■ EXERCISE GOAL ■
The entries need to be copied exactly.

(Beginning of GIVEN DATA)

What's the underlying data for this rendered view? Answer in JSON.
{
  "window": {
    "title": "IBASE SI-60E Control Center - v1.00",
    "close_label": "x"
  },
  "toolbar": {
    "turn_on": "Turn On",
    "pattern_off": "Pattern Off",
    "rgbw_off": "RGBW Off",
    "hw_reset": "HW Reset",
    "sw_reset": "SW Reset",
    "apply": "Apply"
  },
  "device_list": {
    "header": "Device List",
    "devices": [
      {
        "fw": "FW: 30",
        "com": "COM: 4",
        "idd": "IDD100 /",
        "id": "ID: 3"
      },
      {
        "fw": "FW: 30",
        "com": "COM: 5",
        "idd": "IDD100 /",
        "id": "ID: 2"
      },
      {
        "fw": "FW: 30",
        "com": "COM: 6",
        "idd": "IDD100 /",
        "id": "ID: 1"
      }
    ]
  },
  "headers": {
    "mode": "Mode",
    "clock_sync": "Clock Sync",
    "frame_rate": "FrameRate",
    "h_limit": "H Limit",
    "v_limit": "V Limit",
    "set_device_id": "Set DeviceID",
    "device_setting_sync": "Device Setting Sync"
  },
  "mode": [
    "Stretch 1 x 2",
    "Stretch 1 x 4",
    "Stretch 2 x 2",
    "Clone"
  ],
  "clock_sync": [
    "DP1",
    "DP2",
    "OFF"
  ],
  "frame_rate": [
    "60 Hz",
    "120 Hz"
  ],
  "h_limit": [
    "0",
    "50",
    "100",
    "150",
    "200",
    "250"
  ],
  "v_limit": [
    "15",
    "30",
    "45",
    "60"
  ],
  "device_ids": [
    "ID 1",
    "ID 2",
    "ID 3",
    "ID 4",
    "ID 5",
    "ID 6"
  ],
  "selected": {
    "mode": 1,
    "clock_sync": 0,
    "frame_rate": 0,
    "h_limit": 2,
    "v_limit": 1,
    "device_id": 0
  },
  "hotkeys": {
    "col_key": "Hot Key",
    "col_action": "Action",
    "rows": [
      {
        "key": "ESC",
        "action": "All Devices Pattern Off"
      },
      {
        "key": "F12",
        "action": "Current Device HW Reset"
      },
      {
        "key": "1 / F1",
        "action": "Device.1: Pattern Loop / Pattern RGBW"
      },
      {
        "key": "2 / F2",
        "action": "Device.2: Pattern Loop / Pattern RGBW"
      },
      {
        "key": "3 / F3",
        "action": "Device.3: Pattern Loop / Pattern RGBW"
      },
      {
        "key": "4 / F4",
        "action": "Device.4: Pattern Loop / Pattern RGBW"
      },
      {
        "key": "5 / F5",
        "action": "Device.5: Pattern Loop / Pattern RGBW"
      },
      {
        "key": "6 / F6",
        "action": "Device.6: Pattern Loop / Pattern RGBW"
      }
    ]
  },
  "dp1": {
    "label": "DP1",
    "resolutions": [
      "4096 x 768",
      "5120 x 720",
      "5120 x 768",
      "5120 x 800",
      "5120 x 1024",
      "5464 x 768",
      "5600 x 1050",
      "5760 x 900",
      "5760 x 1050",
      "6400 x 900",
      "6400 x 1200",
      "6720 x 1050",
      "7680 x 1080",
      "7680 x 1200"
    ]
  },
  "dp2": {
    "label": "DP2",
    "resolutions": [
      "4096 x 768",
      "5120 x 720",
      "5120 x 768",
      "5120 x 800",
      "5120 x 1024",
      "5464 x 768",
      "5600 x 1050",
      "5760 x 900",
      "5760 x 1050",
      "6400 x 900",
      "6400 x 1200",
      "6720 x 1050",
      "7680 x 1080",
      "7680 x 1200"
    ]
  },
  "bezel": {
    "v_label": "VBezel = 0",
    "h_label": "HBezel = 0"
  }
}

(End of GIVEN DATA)

■ EXERCISE RESULT ■
What's the underlying data for this rendered view? Answer in JSON.
{
  "window": {
    "title": "IBASE SI-60E Control Center - v1.00",
    "close_label": "x"
  },
  "toolbar": {
    "turn_on": "Turn On",
    "pattern_off": "Pattern Off",
    "rgbw_off": "RGBW Off",
    "hw_reset": "HW Reset",
    "sw_reset": "SW Reset",
    "apply": "Apply"
  },
  "device_list": {
    "header": "Device List",
    "devices": [
      {
        "fw": "FW: 30",
        "com": "COM: 4",
        "idd": "IDD100 /",
        "id": "ID: 3"
      },
      {
        "fw": "FW: 30",
        "com": "COM: 5",
        "idd": "IDD100 /",
        "id": "ID: 2"
      },
      {
        "fw": "FW: 30",
        "com": "COM: 6",
        "idd": "IDD100 /",
        "id": "ID: 1"
      }
    ]
  },
  "headers": {
    "mode": "Mode",
    "clock_sync": "Clock Sync",
    "frame_rate": "FrameRate",
    "h_limit": "H Limit",
    "v_limit": "V Limit",
    "set_device_id": "Set DeviceID",
    "device_setting_sync": "Device Setting Sync"
  },
  "mode": [
    "Stretch 1 x 2",
    "Stretch 1 x 4",
    "Stretch 2 x 2",
    "Clone"
  ],
  "clock_sync": [
    "DP1",
    "DP2",
    "OFF"
  ],
  "frame_rate": [
    "60 Hz",
    "120 Hz"
  ],
  "h_limit": [
    "0",
    "50",
    "100",
    "150",
    "200",
    "250"
  ],
  "v_limit": [
    "15",
    "30",
    "45",
    "60"
  ],
  "device_ids": [
    "ID 1",
    "ID 2",
    "ID 3",
    "ID 4",
    "ID 5",
    "ID 6"
  ],
  "selected": {
    "mode": 1,
    "clock_sync": 0,
    "frame_rate": 0,
    "h_limit": 2,
    "v_limit": 1,
    "device_id": 0
  },
  "hotkeys": {
    "col_key": "Hot Key",
    "col_action": "Action",
    "rows": [
      {
        "key": "ESC",
        "action": "All Devices Pattern Off"
      },
      {
        "key": "F12",
        "action": "Current Device HW Reset"
      },
      {
        "key": "1 / F1",
        "action": "Device.1: Pattern Loop / Pattern RGBW"
      },
      {
        "key": "2 / F2",
        "action": "Device.2: Pattern Loop / Pattern RGBW"
      },
      {
        "key": "3 / F3",
        "action": "Device.3: Pattern Loop / Pattern RGBW"
      },
      {
        "key": "4 / F4",
        "action": "Device.4: Pattern Loop / Pattern RGBW"
      },
      {
        "key": "5 / F5",
        "action": "Device.5: Pattern Loop / Pattern RGBW"
      },
      {
        "key": "6 / F6",
        "action": "Device.6: Pattern Loop / Pattern RGBW"
      }
    ]
  },
  "dp1": {
    "label": "DP1",
    "resolutions": [
      "4096 x 768",
      "5120 x 720",
      "5120 x 768",
      "5120 x 800",
      "5120 x 1024",
      "5464 x 768",
      "5600 x 1050",
      "5760 x 900",
      "5760 x 1050",
      "6400 x 900",
      "6400 x 1200",
      "6720 x 1050",
      "7680 x 1080",
      "7680 x 1200"
    ]
  },
  "dp2": {
    "label": "DP2",
    "resolutions": [
      "4096 x 768",
      "5120 x 720",
      "5120 x 768",
      "5120 x 800",
      "5120 x 1024",
      "5464 x 768",
      "5600 x 1050",
      "5760 x 900",
      "5760 x 1050",
      "6400 x 900",
      "6400 x 1200",
      "6720 x 1050",
      "7680 x 1080",
      "7680 x 1200"
    ]
  },
  "bezel": {
    "v_label": "VBezel = 0",
    "h_label": "HBezel = 0"
  }
}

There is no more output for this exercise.